%%
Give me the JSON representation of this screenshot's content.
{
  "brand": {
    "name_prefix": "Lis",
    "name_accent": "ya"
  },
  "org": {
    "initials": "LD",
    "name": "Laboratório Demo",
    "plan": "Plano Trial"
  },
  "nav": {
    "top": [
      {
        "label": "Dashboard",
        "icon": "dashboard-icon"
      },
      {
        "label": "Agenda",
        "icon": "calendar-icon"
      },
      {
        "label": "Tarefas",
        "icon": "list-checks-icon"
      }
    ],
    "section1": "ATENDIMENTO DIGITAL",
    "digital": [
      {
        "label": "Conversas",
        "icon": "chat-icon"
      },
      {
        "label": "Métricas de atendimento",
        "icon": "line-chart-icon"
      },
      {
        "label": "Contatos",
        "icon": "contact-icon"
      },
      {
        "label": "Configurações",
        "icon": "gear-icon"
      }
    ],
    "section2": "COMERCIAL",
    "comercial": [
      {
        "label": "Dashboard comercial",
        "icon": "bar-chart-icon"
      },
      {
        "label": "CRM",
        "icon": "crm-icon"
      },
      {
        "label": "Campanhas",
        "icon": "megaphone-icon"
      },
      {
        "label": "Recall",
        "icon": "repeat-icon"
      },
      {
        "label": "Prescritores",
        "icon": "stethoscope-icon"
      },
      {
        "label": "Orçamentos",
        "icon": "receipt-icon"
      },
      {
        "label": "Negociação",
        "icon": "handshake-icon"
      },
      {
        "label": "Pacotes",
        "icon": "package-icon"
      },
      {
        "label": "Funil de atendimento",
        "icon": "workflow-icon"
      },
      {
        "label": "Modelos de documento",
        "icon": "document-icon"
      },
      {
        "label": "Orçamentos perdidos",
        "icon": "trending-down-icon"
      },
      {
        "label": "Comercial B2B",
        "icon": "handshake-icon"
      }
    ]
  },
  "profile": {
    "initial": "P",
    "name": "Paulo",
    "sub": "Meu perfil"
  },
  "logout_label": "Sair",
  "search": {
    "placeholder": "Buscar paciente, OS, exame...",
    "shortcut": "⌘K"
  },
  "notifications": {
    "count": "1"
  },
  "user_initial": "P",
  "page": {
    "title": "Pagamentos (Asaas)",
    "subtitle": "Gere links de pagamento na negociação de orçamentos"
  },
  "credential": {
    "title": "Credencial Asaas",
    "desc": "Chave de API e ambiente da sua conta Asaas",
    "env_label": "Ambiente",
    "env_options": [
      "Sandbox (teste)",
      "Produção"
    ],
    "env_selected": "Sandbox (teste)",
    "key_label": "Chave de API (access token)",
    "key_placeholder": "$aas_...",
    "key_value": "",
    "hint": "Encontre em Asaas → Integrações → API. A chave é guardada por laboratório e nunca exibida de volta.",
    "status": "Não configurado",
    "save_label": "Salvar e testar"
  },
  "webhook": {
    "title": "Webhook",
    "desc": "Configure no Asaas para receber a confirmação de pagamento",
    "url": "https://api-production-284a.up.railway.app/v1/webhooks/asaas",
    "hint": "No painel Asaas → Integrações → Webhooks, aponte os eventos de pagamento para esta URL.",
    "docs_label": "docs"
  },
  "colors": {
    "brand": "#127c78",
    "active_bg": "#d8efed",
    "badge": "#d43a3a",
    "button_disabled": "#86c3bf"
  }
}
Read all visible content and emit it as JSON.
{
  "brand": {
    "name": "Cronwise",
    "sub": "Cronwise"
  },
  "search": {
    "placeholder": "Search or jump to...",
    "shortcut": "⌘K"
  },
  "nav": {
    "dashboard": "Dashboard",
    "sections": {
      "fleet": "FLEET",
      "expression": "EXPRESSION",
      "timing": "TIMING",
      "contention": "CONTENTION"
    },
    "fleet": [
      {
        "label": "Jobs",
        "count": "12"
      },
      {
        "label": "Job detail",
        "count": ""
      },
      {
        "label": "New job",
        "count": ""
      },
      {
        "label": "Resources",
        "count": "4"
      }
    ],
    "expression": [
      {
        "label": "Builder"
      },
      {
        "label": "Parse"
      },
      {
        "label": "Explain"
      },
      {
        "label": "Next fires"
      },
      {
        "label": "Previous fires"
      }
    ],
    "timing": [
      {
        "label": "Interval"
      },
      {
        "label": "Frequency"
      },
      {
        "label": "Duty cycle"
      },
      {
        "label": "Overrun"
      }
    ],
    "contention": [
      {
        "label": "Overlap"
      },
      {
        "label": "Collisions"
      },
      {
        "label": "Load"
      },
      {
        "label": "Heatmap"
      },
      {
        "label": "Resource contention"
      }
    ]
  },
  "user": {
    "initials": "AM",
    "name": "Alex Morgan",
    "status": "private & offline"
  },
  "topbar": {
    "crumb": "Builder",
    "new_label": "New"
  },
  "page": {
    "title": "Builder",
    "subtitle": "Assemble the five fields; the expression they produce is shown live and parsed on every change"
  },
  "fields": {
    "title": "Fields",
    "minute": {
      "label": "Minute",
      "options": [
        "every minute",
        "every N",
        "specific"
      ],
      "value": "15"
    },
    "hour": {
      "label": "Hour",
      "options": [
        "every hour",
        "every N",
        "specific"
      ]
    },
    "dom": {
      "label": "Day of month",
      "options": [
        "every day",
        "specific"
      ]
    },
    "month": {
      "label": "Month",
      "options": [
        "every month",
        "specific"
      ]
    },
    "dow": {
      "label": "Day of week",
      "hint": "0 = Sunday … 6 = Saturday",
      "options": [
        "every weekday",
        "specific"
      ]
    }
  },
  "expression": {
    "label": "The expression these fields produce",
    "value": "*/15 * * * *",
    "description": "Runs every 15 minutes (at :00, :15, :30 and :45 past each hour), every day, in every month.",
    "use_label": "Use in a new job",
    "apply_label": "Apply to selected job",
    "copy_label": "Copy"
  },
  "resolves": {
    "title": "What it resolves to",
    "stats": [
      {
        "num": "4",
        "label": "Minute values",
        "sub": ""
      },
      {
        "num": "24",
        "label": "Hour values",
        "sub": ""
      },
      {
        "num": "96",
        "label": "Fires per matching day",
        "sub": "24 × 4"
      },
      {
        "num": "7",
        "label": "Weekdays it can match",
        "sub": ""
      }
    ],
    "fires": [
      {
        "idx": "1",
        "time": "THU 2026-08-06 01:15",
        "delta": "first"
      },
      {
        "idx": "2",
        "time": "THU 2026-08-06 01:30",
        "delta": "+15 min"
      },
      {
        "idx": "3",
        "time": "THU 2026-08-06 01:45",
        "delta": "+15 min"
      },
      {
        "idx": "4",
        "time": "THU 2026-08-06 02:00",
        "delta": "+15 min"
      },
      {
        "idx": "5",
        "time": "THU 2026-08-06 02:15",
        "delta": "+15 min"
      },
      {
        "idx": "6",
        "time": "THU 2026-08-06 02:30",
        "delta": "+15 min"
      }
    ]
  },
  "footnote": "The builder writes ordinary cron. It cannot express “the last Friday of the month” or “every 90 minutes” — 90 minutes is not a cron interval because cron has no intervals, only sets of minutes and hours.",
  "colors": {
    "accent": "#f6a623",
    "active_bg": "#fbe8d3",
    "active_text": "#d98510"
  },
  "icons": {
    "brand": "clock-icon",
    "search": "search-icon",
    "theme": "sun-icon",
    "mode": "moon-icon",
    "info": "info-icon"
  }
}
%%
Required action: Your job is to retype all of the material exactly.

Response:
Give me the JSON representation of this screenshot's content.
{
  "brand": {
    "name_prefix": "Lis",
    "name_accent": "ya"
  },
  "org": {
    "initials": "LD",
    "name": "Laboratório Demo",
    "plan": "Plano Trial"
  },
  "nav": {
    "top": [
      {
        "label": "Dashboard",
        "icon": "dashboard-icon"
      },
      {
        "label": "Agenda",
        "icon": "calendar-icon"
      },
      {
        "label": "Tarefas",
        "icon": "list-checks-icon"
      }
    ],
    "section1": "ATENDIMENTO DIGITAL",
    "digital": [
      {
        "label": "Conversas",
        "icon": "chat-icon"
      },
      {
        "label": "Métricas de atendimento",
        "icon": "line-chart-icon"
      },
      {
        "label": "Contatos",
        "icon": "contact-icon"
      },
      {
        "label": "Configurações",
        "icon": "gear-icon"
      }
    ],
    "section2": "COMERCIAL",
    "comercial": [
      {
        "label": "Dashboard comercial",
        "icon": "bar-chart-icon"
      },
      {
        "label": "CRM",
        "icon": "crm-icon"
      },
      {
        "label": "Campanhas",
        "icon": "megaphone-icon"
      },
      {
        "label": "Recall",
        "icon": "repeat-icon"
      },
      {
        "label": "Prescritores",
        "icon": "stethoscope-icon"
      },
      {
        "label": "Orçamentos",
        "icon": "receipt-icon"
      },
      {
        "label": "Negociação",
        "icon": "handshake-icon"
      },
      {
        "label": "Pacotes",
        "icon": "package-icon"
      },
      {
        "label": "Funil de atendimento",
        "icon": "workflow-icon"
      },
      {
        "label": "Modelos de documento",
        "icon": "document-icon"
      },
      {
        "label": "Orçamentos perdidos",
        "icon": "trending-down-icon"
      },
      {
        "label": "Comercial B2B",
        "icon": "handshake-icon"
      }
    ]
  },
  "profile": {
    "initial": "P",
    "name": "Paulo",
    "sub": "Meu perfil"
  },
  "logout_label": "Sair",
  "search": {
    "placeholder": "Buscar paciente, OS, exame...",
    "shortcut": "⌘K"
  },
  "notifications": {
    "count": "1"
  },
  "user_initial": "P",
  "page": {
    "title": "Pagamentos (Asaas)",
    "subtitle": "Gere links de pagamento na negociação de orçamentos"
  },
  "credential": {
    "title": "Credencial Asaas",
    "desc": "Chave de API e ambiente da sua conta Asaas",
    "env_label": "Ambiente",
    "env_options": [
      "Sandbox (teste)",
      "Produção"
    ],
    "env_selected": "Sandbox (teste)",
    "key_label": "Chave de API (access token)",
    "key_placeholder": "$aas_...",
    "key_value": "",
    "hint": "Encontre em Asaas → Integrações → API. A chave é guardada por laboratório e nunca exibida de volta.",
    "status": "Não configurado",
    "save_label": "Salvar e testar"
  },
  "webhook": {
    "title": "Webhook",
    "desc": "Configure no Asaas para receber a confirmação de pagamento",
    "url": "https://api-production-284a.up.railway.app/v1/webhooks/asaas",
    "hint": "No painel Asaas → Integrações → Webhooks, aponte os eventos de pagamento para esta URL.",
    "docs_label": "docs"
  },
  "colors": {
    "brand": "#127c78",
    "active_bg": "#d8efed",
    "badge": "#d43a3a",
    "button_disabled": "#86c3bf"
  }
}
Read all visible content and emit it as JSON.
{
  "brand": {
    "name": "Cronwise",
    "sub": "Cronwise"
  },
  "search": {
    "placeholder": "Search or jump to...",
    "shortcut": "⌘K"
  },
  "nav": {
    "dashboard": "Dashboard",
    "sections": {
      "fleet": "FLEET",
      "expression": "EXPRESSION",
      "timing": "TIMING",
      "contention": "CONTENTION"
    },
    "fleet": [
      {
        "label": "Jobs",
        "count": "12"
      },
      {
        "label": "Job detail",
        "count": ""
      },
      {
        "label": "New job",
        "count": ""
      },
      {
        "label": "Resources",
        "count": "4"
      }
    ],
    "expression": [
      {
        "label": "Builder"
      },
      {
        "label": "Parse"
      },
      {
        "label": "Explain"
      },
      {
        "label": "Next fires"
      },
      {
        "label": "Previous fires"
      }
    ],
    "timing": [
      {
        "label": "Interval"
      },
      {
        "label": "Frequency"
      },
      {
        "label": "Duty cycle"
      },
      {
        "label": "Overrun"
      }
    ],
    "contention": [
      {
        "label": "Overlap"
      },
      {
        "label": "Collisions"
      },
      {
        "label": "Load"
      },
      {
        "label": "Heatmap"
      },
      {
        "label": "Resource contention"
      }
    ]
  },
  "user": {
    "initials": "AM",
    "name": "Alex Morgan",
    "status": "private & offline"
  },
  "topbar": {
    "crumb": "Builder",
    "new_label": "New"
  },
  "page": {
    "title": "Builder",
    "subtitle": "Assemble the five fields; the expression they produce is shown live and parsed on every change"
  },
  "fields": {
    "title": "Fields",
    "minute": {
      "label": "Minute",
      "options": [
        "every minute",
        "every N",
        "specific"
      ],
      "value": "15"
    },
    "hour": {
      "label": "Hour",
      "options": [
        "every hour",
        "every N",
        "specific"
      ]
    },
    "dom": {
      "label": "Day of month",
      "options": [
        "every day",
        "specific"
      ]
    },
    "month": {
      "label": "Month",
      "options": [
        "every month",
        "specific"
      ]
    },
    "dow": {
      "label": "Day of week",
      "hint": "0 = Sunday … 6 = Saturday",
      "options": [
        "every weekday",
        "specific"
      ]
    }
  },
  "expression": {
    "label": "The expression these fields produce",
    "value": "*/15 * * * *",
    "description": "Runs every 15 minutes (at :00, :15, :30 and :45 past each hour), every day, in every month.",
    "use_label": "Use in a new job",
    "apply_label": "Apply to selected job",
    "copy_label": "Copy"
  },
  "resolves": {
    "title": "What it resolves to",
    "stats": [
      {
        "num": "4",
        "label": "Minute values",
        "sub": ""
      },
      {
        "num": "24",
        "label": "Hour values",
        "sub": ""
      },
      {
        "num": "96",
        "label": "Fires per matching day",
        "sub": "24 × 4"
      },
      {
        "num": "7",
        "label": "Weekdays it can match",
        "sub": ""
      }
    ],
    "fires": [
      {
        "idx": "1",
        "time": "THU 2026-08-06 01:15",
        "delta": "first"
      },
      {
        "idx": "2",
        "time": "THU 2026-08-06 01:30",
        "delta": "+15 min"
      },
      {
        "idx": "3",
        "time": "THU 2026-08-06 01:45",
        "delta": "+15 min"
      },
      {
        "idx": "4",
        "time": "THU 2026-08-06 02:00",
        "delta": "+15 min"
      },
      {
        "idx": "5",
        "time": "THU 2026-08-06 02:15",
        "delta": "+15 min"
      },
      {
        "idx": "6",
        "time": "THU 2026-08-06 02:30",
        "delta": "+15 min"
      }
    ]
  },
  "footnote": "The builder writes ordinary cron. It cannot express “the last Friday of the month” or “every 90 minutes” — 90 minutes is not a cron interval because cron has no intervals, only sets of minutes and hours.",
  "colors": {
    "accent": "#f6a623",
    "active_bg": "#fbe8d3",
    "active_text": "#d98510"
  },
  "icons": {
    "brand": "clock-icon",
    "search": "search-icon",
    "theme": "sun-icon",
    "mode": "moon-icon",
    "info": "info-icon"
  }
}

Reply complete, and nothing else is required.